The purpose was re-designating all Air Force marine equipment in an orderly manner in order to provide for better identification and standardization. Basically, the re-designation system established an alphabetical designator: “A” for airborne rescue equipment, “R” for waterborne rescue equipment, and “U” for utility boat equipment. This was followed by a numerical designator which was assigned to each specific design. The numerical designator was followed by an assigned serial number - the number was in effect the new USAF hull number and had no relation to the original hull number.
As an example: R-2-699, the “R” is for water Rescue equipment, “2” for the type designator for 63 ft. boats and “699” the new serial or hull number. The USAF placed some importance to rescue equipment as they were the first types listed in the plan. Thus all airborne lifeboats (typically dropped by B24s or B29s) were listed under the group A-1 with following serial numbers from 1 through to 650.
A1 type Airborne Lifeboats laid up at Clark Field, Philippines in 1946
Referring to the above photo, the airborne lifeboat at Clark Field with number 419 became USAF A-1-419. In the plan the old AAF serial number was simply appended after the role and type designators – and went from A-1-3 up to A-1-449. The block A-1-501 through A-1-650 was not used.
The next craft listed were the 85 ft. rescue boats under USAF R-1-652 through to R-1-687. The 63 ft. boats were R-2-688 through to R-2-733. Mk2 series boats were the WW II design 63 footers built in 1953-54 and were marked R-37 while the updated design Mk3 and Mk4 also built in 1953-54 wore R-37A. Later all 63 ft. boats were re-designated R-63.
The End of an Era
In the fall of 1956 when Rescue Boat Flights ( USAF term for squadrons) closed, a relatively few boats were transferred to special units and the rest surplused. When MacDill closed its CRB Flight the boats were disbursed to other Florida bases and Panama. The Army Corps of Engineers got many R-37A boats (63 footers) Many of the older P-boats would eventually end up in the Sea Scout Program and became their property. The Sea Scouts and their sponsoring organization became responsible for the operation and maintenance of these vessels in sea worthy condition.

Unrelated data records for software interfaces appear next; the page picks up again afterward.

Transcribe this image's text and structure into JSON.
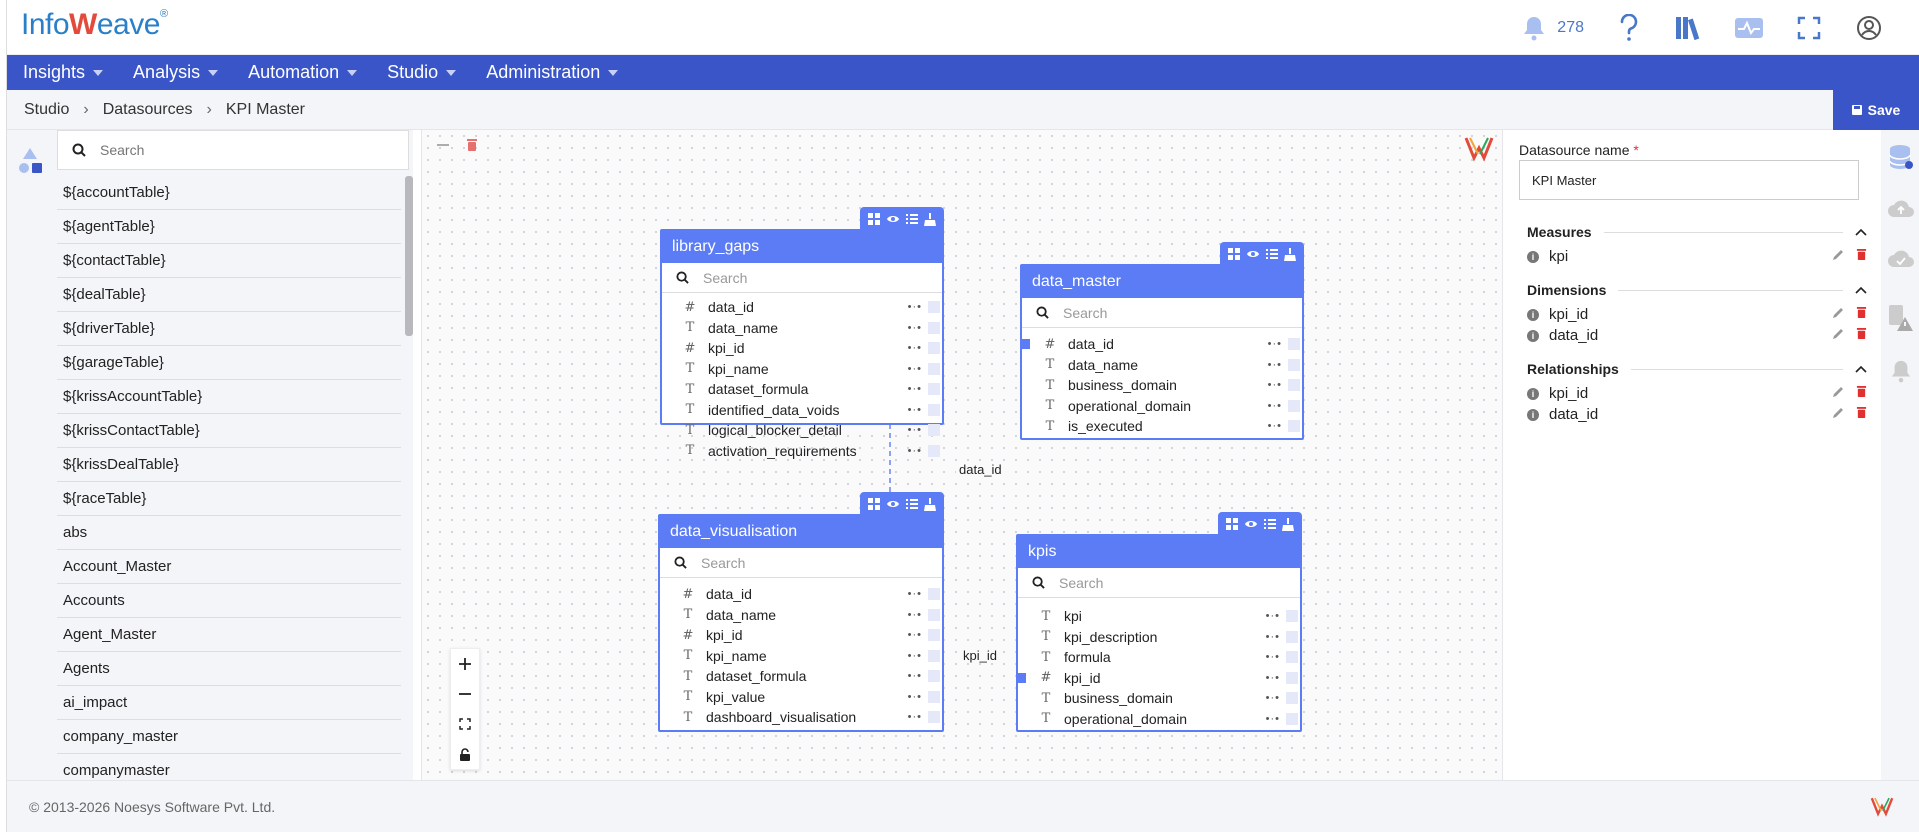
{
  "app": {
    "logo_prefix": "Info",
    "logo_suffix": "eave",
    "logo_mark": "W"
  },
  "header": {
    "notification_count": "278",
    "icons": [
      "bell-icon",
      "help-icon",
      "library-icon",
      "activity-icon",
      "fullscreen-icon",
      "user-icon"
    ]
  },
  "nav": {
    "items": [
      {
        "label": "Insights"
      },
      {
        "label": "Analysis"
      },
      {
        "label": "Automation"
      },
      {
        "label": "Studio"
      },
      {
        "label": "Administration"
      }
    ]
  },
  "breadcrumb": {
    "items": [
      "Studio",
      "Datasources",
      "KPI Master"
    ]
  },
  "toolbar": {
    "save_label": "Save"
  },
  "left_panel": {
    "search_placeholder": "Search",
    "items": [
      "${accountTable}",
      "${agentTable}",
      "${contactTable}",
      "${dealTable}",
      "${driverTable}",
      "${garageTable}",
      "${krissAccountTable}",
      "${krissContactTable}",
      "${krissDealTable}",
      "${raceTable}",
      "abs",
      "Account_Master",
      "Accounts",
      "Agent_Master",
      "Agents",
      "ai_impact",
      "company_master",
      "companymaster"
    ]
  },
  "canvas": {
    "tables": {
      "library_gaps": {
        "title": "library_gaps",
        "search_placeholder": "Search",
        "fields": [
          {
            "type": "#",
            "name": "data_id"
          },
          {
            "type": "T",
            "name": "data_name"
          },
          {
            "type": "#",
            "name": "kpi_id"
          },
          {
            "type": "T",
            "name": "kpi_name"
          },
          {
            "type": "T",
            "name": "dataset_formula"
          },
          {
            "type": "T",
            "name": "identified_data_voids"
          },
          {
            "type": "T",
            "name": "logical_blocker_detail"
          },
          {
            "type": "T",
            "name": "activation_requirements"
          }
        ]
      },
      "data_master": {
        "title": "data_master",
        "search_placeholder": "Search",
        "fields": [
          {
            "type": "#",
            "name": "data_id"
          },
          {
            "type": "T",
            "name": "data_name"
          },
          {
            "type": "T",
            "name": "business_domain"
          },
          {
            "type": "T",
            "name": "operational_domain"
          },
          {
            "type": "T",
            "name": "is_executed"
          }
        ]
      },
      "data_visualisation": {
        "title": "data_visualisation",
        "search_placeholder": "Search",
        "fields": [
          {
            "type": "#",
            "name": "data_id"
          },
          {
            "type": "T",
            "name": "data_name"
          },
          {
            "type": "#",
            "name": "kpi_id"
          },
          {
            "type": "T",
            "name": "kpi_name"
          },
          {
            "type": "T",
            "name": "dataset_formula"
          },
          {
            "type": "T",
            "name": "kpi_value"
          },
          {
            "type": "T",
            "name": "dashboard_visualisation"
          }
        ]
      },
      "kpis": {
        "title": "kpis",
        "search_placeholder": "Search",
        "fields": [
          {
            "type": "T",
            "name": "kpi"
          },
          {
            "type": "T",
            "name": "kpi_description"
          },
          {
            "type": "T",
            "name": "formula"
          },
          {
            "type": "#",
            "name": "kpi_id"
          },
          {
            "type": "T",
            "name": "business_domain"
          },
          {
            "type": "T",
            "name": "operational_domain"
          }
        ]
      }
    },
    "relationship_labels": {
      "data_id": "data_id",
      "kpi_id": "kpi_id"
    },
    "zoom_controls": [
      "+",
      "−",
      "fit",
      "lock"
    ]
  },
  "right_panel": {
    "datasource_label": "Datasource name",
    "required_mark": "*",
    "datasource_name": "KPI Master",
    "measures": {
      "title": "Measures",
      "items": [
        "kpi"
      ]
    },
    "dimensions": {
      "title": "Dimensions",
      "items": [
        "kpi_id",
        "data_id"
      ]
    },
    "relationships": {
      "title": "Relationships",
      "items": [
        "kpi_id",
        "data_id"
      ]
    }
  },
  "footer": {
    "copyright": "© 2013-2026 Noesys Software Pvt. Ltd."
  },
  "colors": {
    "nav": "#3a55c8",
    "table_header": "#5b7cf5",
    "delete": "#e03030"
  }
}
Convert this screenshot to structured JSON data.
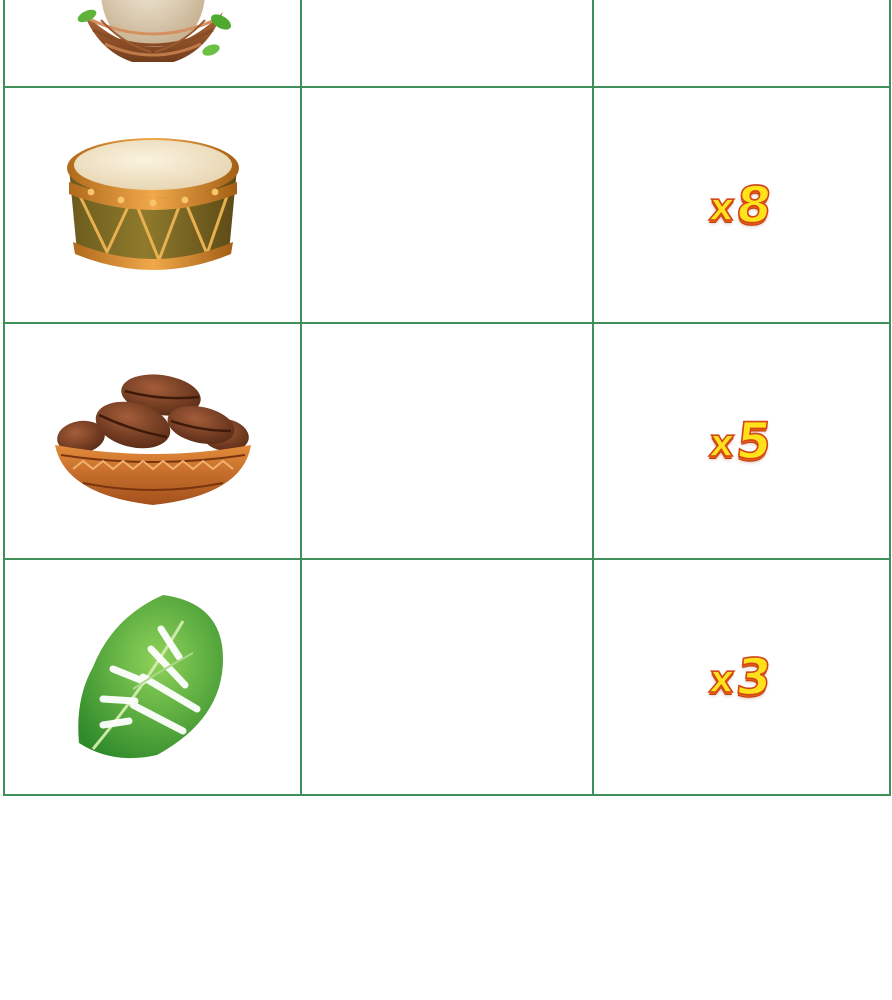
{
  "paytable": {
    "rows": [
      {
        "symbol": "nest-with-egg-icon",
        "multiplier_prefix": "",
        "multiplier_value": ""
      },
      {
        "symbol": "drum-icon",
        "multiplier_prefix": "x",
        "multiplier_value": "8"
      },
      {
        "symbol": "coffee-beans-bowl-icon",
        "multiplier_prefix": "x",
        "multiplier_value": "5"
      },
      {
        "symbol": "monstera-leaf-icon",
        "multiplier_prefix": "x",
        "multiplier_value": "3"
      }
    ]
  },
  "colors": {
    "grid_line": "#3f8f5a",
    "multiplier_fill": "#ffe21a",
    "multiplier_outline": "#d2461a"
  }
}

Eventually, due to the increased maintenance that comes with age, and the fact that a 63' boat is a lot of boat for a group of teenagers, the boats were retired, one way or another. Others were converted to yachts, fishing boats, work boats and ferries.